A new Dog Motion Capture technology has been developed by researchers from CAMERA. This latest software allows them to digitize dogs without the need for a typical motion capture suit.
The range of possibilities for this software is huge, it could provide vets with new ways of diagnosing skeletal issues in dogs. Perhaps even monitoring the after care of dogs following operations and seeing the progress of recovery. Or even fun things like putting virtual dogs in to movies or computer games with more realism.
Motion capture is nothing new to the ever expanding entertainment industry. You have probably seen actors wearing bizarre looking suits with white markers all over them. These white markers allow numerous cameras to capture movements made by the actor. This enables the software to build a 3D skeleton of a human and how it moves.
The film industry currently uses this type of technology but it has uses in many other areas. For instance, to check the way an athlete runs to fine tune performance, or for example, checking how well a patient has responded to physiotherapy. These methods are expensive and have costly outlay of equipment and software.
The path to Doggywood
Computer scientists from University of Baths motion capture research center have managed to digitize 14 different breeds of dog. This research didn’t require any high paid doggy actors. The researchers headed to their local rescue center Bath Cats and Dogs Home. BCDH were keen to provide some dogs ready to put there paws on the path to “Doggywood”.
The dogs came along with dog handlers from BCDH and each received a futuristic dog motion capture suit. The cameras could then capture the way the dogs moved doing various tasks. The tasks were all normal things that dogs would have been doing during exercise at the rescue center.
A complex computer model built from the data generated from the 14 different breeds of dogs is now in use. The software acts like a 3D database of the movements and poses that a dog can do. This means that future doggy actors wont need to wear the tracking suit (we know our dog wouldnt have time for that!!!)
The new database means a dog will be tracked using a single RGBD camera which will reduce the cost of the process. The RGBD camera is similar to the normal everyday camera but it also samples the distance of each part of the subject from the camera.
Dog motion capture has never been carried out using the single camera RGBD technique. As this research expands and techniques improve then the technology could filter down and be easily accessible. The day may come when you can get a 3D version of you dog on your computer screen to use in games, films or almost anything.
Expansion of the technology is already happening and the team have started testing recording and sampling other four legged animals. The long term aim is to eventually create a huge animal dataset with endless possibilities of uses.

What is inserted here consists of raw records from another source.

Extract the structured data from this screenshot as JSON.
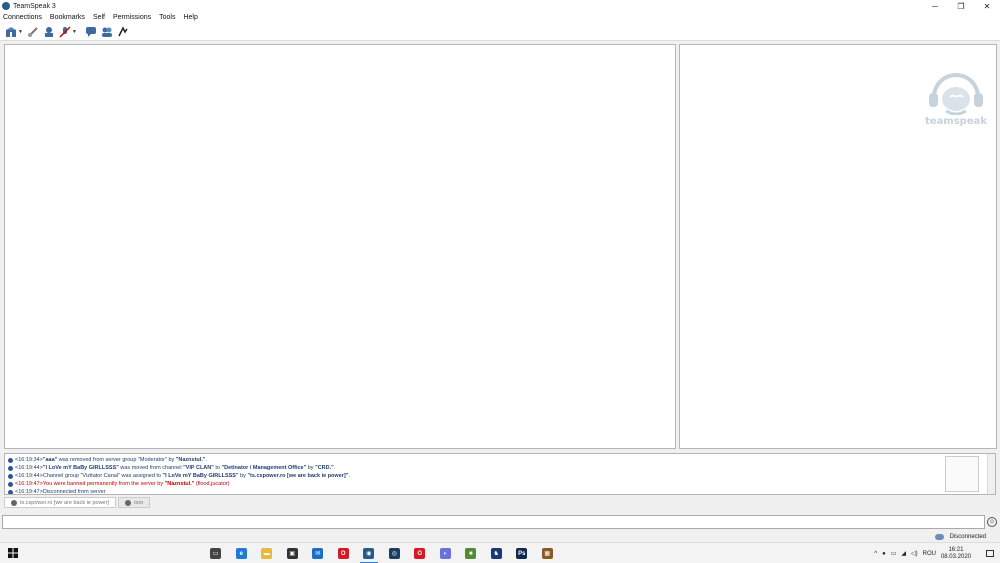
{
  "window": {
    "title": "TeamSpeak 3",
    "controls": [
      "─",
      "❐",
      "✕"
    ]
  },
  "menu": [
    "Connections",
    "Bookmarks",
    "Self",
    "Permissions",
    "Tools",
    "Help"
  ],
  "toolbar": {
    "buttons": [
      "connect-icon",
      "disconnect-icon",
      "away-icon",
      "mute-microphone-icon",
      "chat-icon",
      "contacts-icon",
      "whisper-icon"
    ]
  },
  "server_view": {
    "logo_text": "teamspeak"
  },
  "log": {
    "lines": [
      {
        "time": "<16:19:34>",
        "parts": [
          {
            "t": "\"aaa\"",
            "b": true
          },
          {
            "t": " was removed from server group \"Moderator\" by "
          },
          {
            "t": "\"Naznstul.\"",
            "b": true
          },
          {
            "t": "."
          }
        ],
        "color": "#1f3c73"
      },
      {
        "time": "<16:19:44>",
        "parts": [
          {
            "t": "\"I LoVe mY BaBy GIRLLSSS\"",
            "b": true
          },
          {
            "t": " was moved from channel "
          },
          {
            "t": "\"VIP CLAN\"",
            "b": true
          },
          {
            "t": " to "
          },
          {
            "t": "\"Detinator / Management Office\"",
            "b": true
          },
          {
            "t": " by "
          },
          {
            "t": "\"CRD.\"",
            "b": true
          },
          {
            "t": "."
          }
        ],
        "color": "#1f3c73"
      },
      {
        "time": "<16:19:44>",
        "parts": [
          {
            "t": "Channel group \"Vizitator Canal\" was assigned to "
          },
          {
            "t": "\"I LoVe mY BaBy GIRLLSSS\"",
            "b": true
          },
          {
            "t": " by "
          },
          {
            "t": "\"ts.cspower.ro [we are back ie power]\"",
            "b": true
          },
          {
            "t": "."
          }
        ],
        "color": "#1f3c73"
      },
      {
        "time": "<16:19:47>",
        "parts": [
          {
            "t": "You were banned permanently from the server by "
          },
          {
            "t": "\"Naznstul.\"",
            "b": true
          },
          {
            "t": " (flood,jucator)"
          }
        ],
        "color": "#c00000"
      },
      {
        "time": "<16:19:47>",
        "parts": [
          {
            "t": "Disconnected from server"
          }
        ],
        "color": "#1f3c73"
      }
    ]
  },
  "tabs": [
    {
      "label": "ts.cspower.ro [we are back ie power]"
    },
    {
      "label": "ooo"
    }
  ],
  "chat": {
    "placeholder": "",
    "value": ""
  },
  "status": {
    "text": "Disconnected"
  },
  "taskbar": {
    "apps": [
      {
        "name": "task-view-icon",
        "color": "#444",
        "glyph": "▭"
      },
      {
        "name": "edge-icon",
        "color": "#1f7bd8",
        "glyph": "e"
      },
      {
        "name": "file-explorer-icon",
        "color": "#e8b93b",
        "glyph": "▬"
      },
      {
        "name": "store-icon",
        "color": "#333",
        "glyph": "▣"
      },
      {
        "name": "mail-icon",
        "color": "#1c6dc9",
        "glyph": "✉"
      },
      {
        "name": "opera-icon",
        "color": "#d41a25",
        "glyph": "O"
      },
      {
        "name": "teamspeak-icon",
        "color": "#2a5a8a",
        "glyph": "◉",
        "active": true
      },
      {
        "name": "steam-icon",
        "color": "#1b3d5e",
        "glyph": "◎"
      },
      {
        "name": "opera-gx-icon",
        "color": "#d41a25",
        "glyph": "O"
      },
      {
        "name": "discord-icon",
        "color": "#6a72d8",
        "glyph": "◐"
      },
      {
        "name": "minecraft-icon",
        "color": "#4f8a34",
        "glyph": "■"
      },
      {
        "name": "app-icon",
        "color": "#1a3a70",
        "glyph": "♞"
      },
      {
        "name": "photoshop-icon",
        "color": "#0f2a4d",
        "glyph": "Ps"
      },
      {
        "name": "package-icon",
        "color": "#8a5a22",
        "glyph": "▦"
      }
    ],
    "tray": {
      "language": "ROU",
      "time": "16:21",
      "date": "08.03.2020"
    }
  }
}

See what one of the researchers, Sinead Kearney has to say:
If you are interested in reading the entire research paper you can find it here